My father's 70th birthday was approaching. Instead of requesting that the letters be sent to me, I asked everyone to send the letters directly to Dad during the week of his birthday. I intended to pay him a visit on the afternoon of his special day and collect them in a folder for him.
My father called me every day that week with such joy and excitement in his voice. He was getting about eight letters a day from people he hadn't heard from in years. All were filled with wonderful memories. I didn't tell him I sent the requests out, but someone who wrote him did. Dad thanked me and said it was the best gift he could have received. I promised to help him answer every letter.
Well, my father died on the afternoon of his 70th birthday of a heart attack. I am so grateful that I acted upon something I read in your column. I kept my promise and answered every letter.

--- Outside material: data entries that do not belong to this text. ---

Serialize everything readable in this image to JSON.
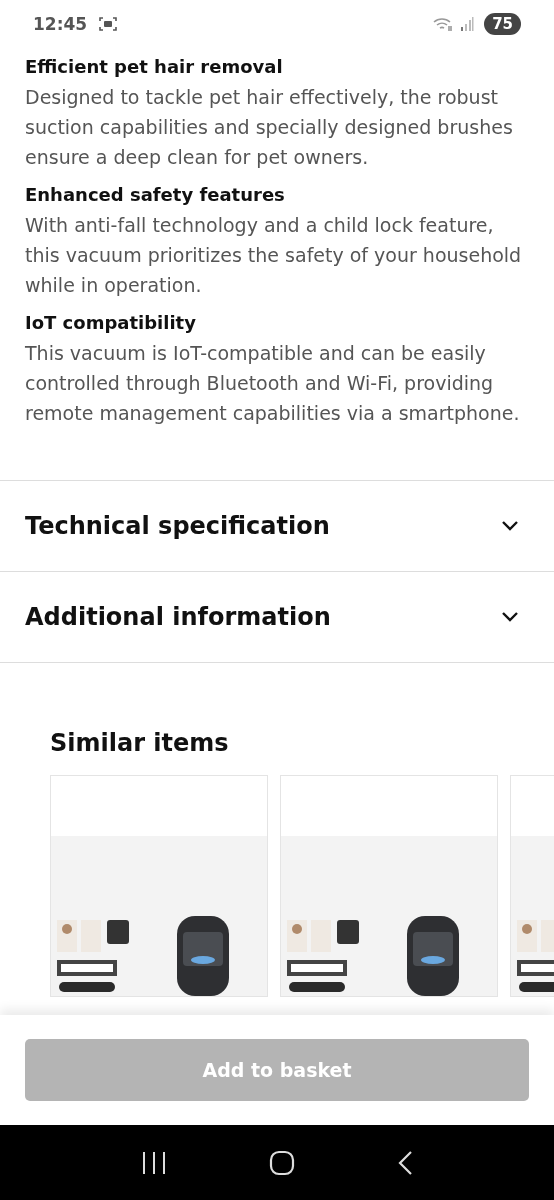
{
  "status_bar": {
    "time": "12:45",
    "battery": "75"
  },
  "features": [
    {
      "title": "Efficient pet hair removal",
      "text": "Designed to tackle pet hair effectively, the robust suction capabilities and specially designed brushes ensure a deep clean for pet owners."
    },
    {
      "title": "Enhanced safety features",
      "text": "With anti-fall technology and a child lock feature, this vacuum prioritizes the safety of your household while in operation."
    },
    {
      "title": "IoT compatibility",
      "text": "This vacuum is IoT-compatible and can be easily controlled through Bluetooth and Wi-Fi, providing remote management capabilities via a smartphone."
    }
  ],
  "accordions": [
    {
      "label": "Technical specification",
      "expanded": false
    },
    {
      "label": "Additional information",
      "expanded": false
    }
  ],
  "similar_items": {
    "title": "Similar items"
  },
  "basket_button": {
    "label": "Add to basket",
    "disabled": true
  }
}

Thank you from the bottom of my heart for continuing to write your column. I'm 41 years old and have been a faithful reader since I was a teen-ager. I speak from experience when I say that although some people may read your column only for enjoyment, someday they'll need to use some of your sage advice. -- DEB LOGUE, EAST PETERSBURG, PA.
DEAR DEB: Please accept my sympathy on the loss of your beloved father. I'm gratified that an item you read in my column proved to be so meaningful. I have received many letters from readers who wanted me to know the pleasure that their loved ones experienced upon receiving a memory book. They make priceless, one-of-a-kind mementos.